If now the load torque on the motor shaft is reduced to half rated torque, and assuming that the resistance is negligible, the steady-state speed will remain the same but the new mean steady-state current will be halved, as shown by the lower dotted curve. We note however that although, as expected, the mean current is determined by the load, the ripple current is unchanged, and this is explained below.

If we ignore resistance, the equation governing the current during the ‘on’ period is

Since V is greater than E, the gradient of the current (di/dt) is positive, as can be seen in Figure 1(c). During this ‘on’ period the battery is supplying power to the motor.

Some of the energy is converted to mechanical output power, but some is also stored in the magnetic field associated with the inductance. The latter is given by ½ Li^{2}, and so as the current (i) rises, more energy is stored.

During the ‘off’ period, the equation governing the current is

We note that during the ‘off’ time the gradient of the current is negative (as shown in Figure 1(c)) and it is determined by the motional e.m.f. E. During this period, the motor is producing mechanical output power which is supplied from the energy stored in the inductance; not surprisingly the current falls as the energy previously stored in the ‘on’ period is now given up.

We note that the rise and fall of the current (i.e. the current ripple) is inversely proportional to the inductance, but is independent of the mean d.c. current, i.e. the ripple does not depend on the load.

To study the input/output power relationship, we note that the battery current only flows during the ‘on’ period, and its average value is therefore kI_{dc}. Since the battery voltage is constant, the power supplied is simply given by V(kI_{dc}) = kVI_{dc}.

Looking at the motor side, the average voltage is given by V_{dc} = kV, and the average current (assumed constant) is I_{dc}, so the power input to the motor is again kVI_{dc}, i.e. there is no loss of power in the ideal chopper.

Given that k is less than one, we see that the input (battery) voltage is higher than the output (motor) voltage, but conversely the input current is less than the output current, and in this respect we see that the chopper behaves in much the same way for d.c. as a conventional transformer does for a.c.

## Torque Speed Characteristics and Control Arrangements

Under open-loop conditions (i.e. where the mark–space ratio of the chopper is fixed at a particular value) the behaviour of the chopper-fed motor is similar to the converter-fed motor.

When the armature current is continuous the speed falls only slightly with load, because the mean armature voltage remains constant.

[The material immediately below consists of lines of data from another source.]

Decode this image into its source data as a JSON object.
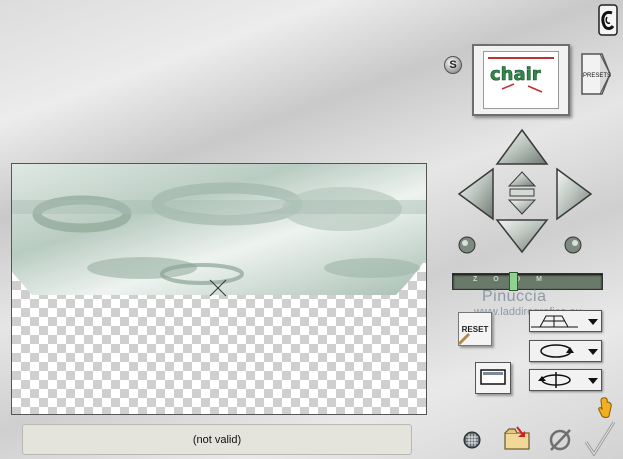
{
  "colors": {
    "accent_green": "#8fd18f",
    "canvas_texture": "#a9bdb3",
    "status_bg": "#e4e4dc",
    "watermark": "#8e9aa6"
  },
  "logo": {
    "icon": "eye-candy-logo-icon"
  },
  "side_toggle": {
    "label": "S"
  },
  "preset_preview": {
    "text": "chair"
  },
  "presets_button": {
    "label": "PRESETS"
  },
  "zoom": {
    "label": "ZOOM",
    "level": 0.4
  },
  "watermark": {
    "line1": "Pinuccia",
    "line2": "www.laddiregrafica.eu"
  },
  "reset_button": {
    "label": "RESET"
  },
  "dropdowns": [
    {
      "icon": "perspective-grid-icon"
    },
    {
      "icon": "rotate-icon"
    },
    {
      "icon": "flip-icon"
    }
  ],
  "status": {
    "text": "(not valid)"
  },
  "bottom_bar": {
    "grid": "grid-toggle-icon",
    "open": "open-folder-icon",
    "cancel": "cancel-icon",
    "ok": "ok-check-icon"
  },
  "help": "help-hand-icon"
}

But when the armature current is discontinuous (which is most likely at high speeds and light load) the speed falls off rapidly when the load increases, because the mean armature voltage falls as the load increases.

Discontinuous current can be avoided by adding an inductor in series with the armature, or by raising the chopping frequency, but when closed-loop speed control is employed, the undesirable effects of discontinuous current are masked by the control loop.

The control philosophy and arrangements for a chopper-fed motor are the same as for the converter-fed motor, with the obvious exception that the mark–space ratio of the chopper is used to vary the output voltage, rather than the firing angle.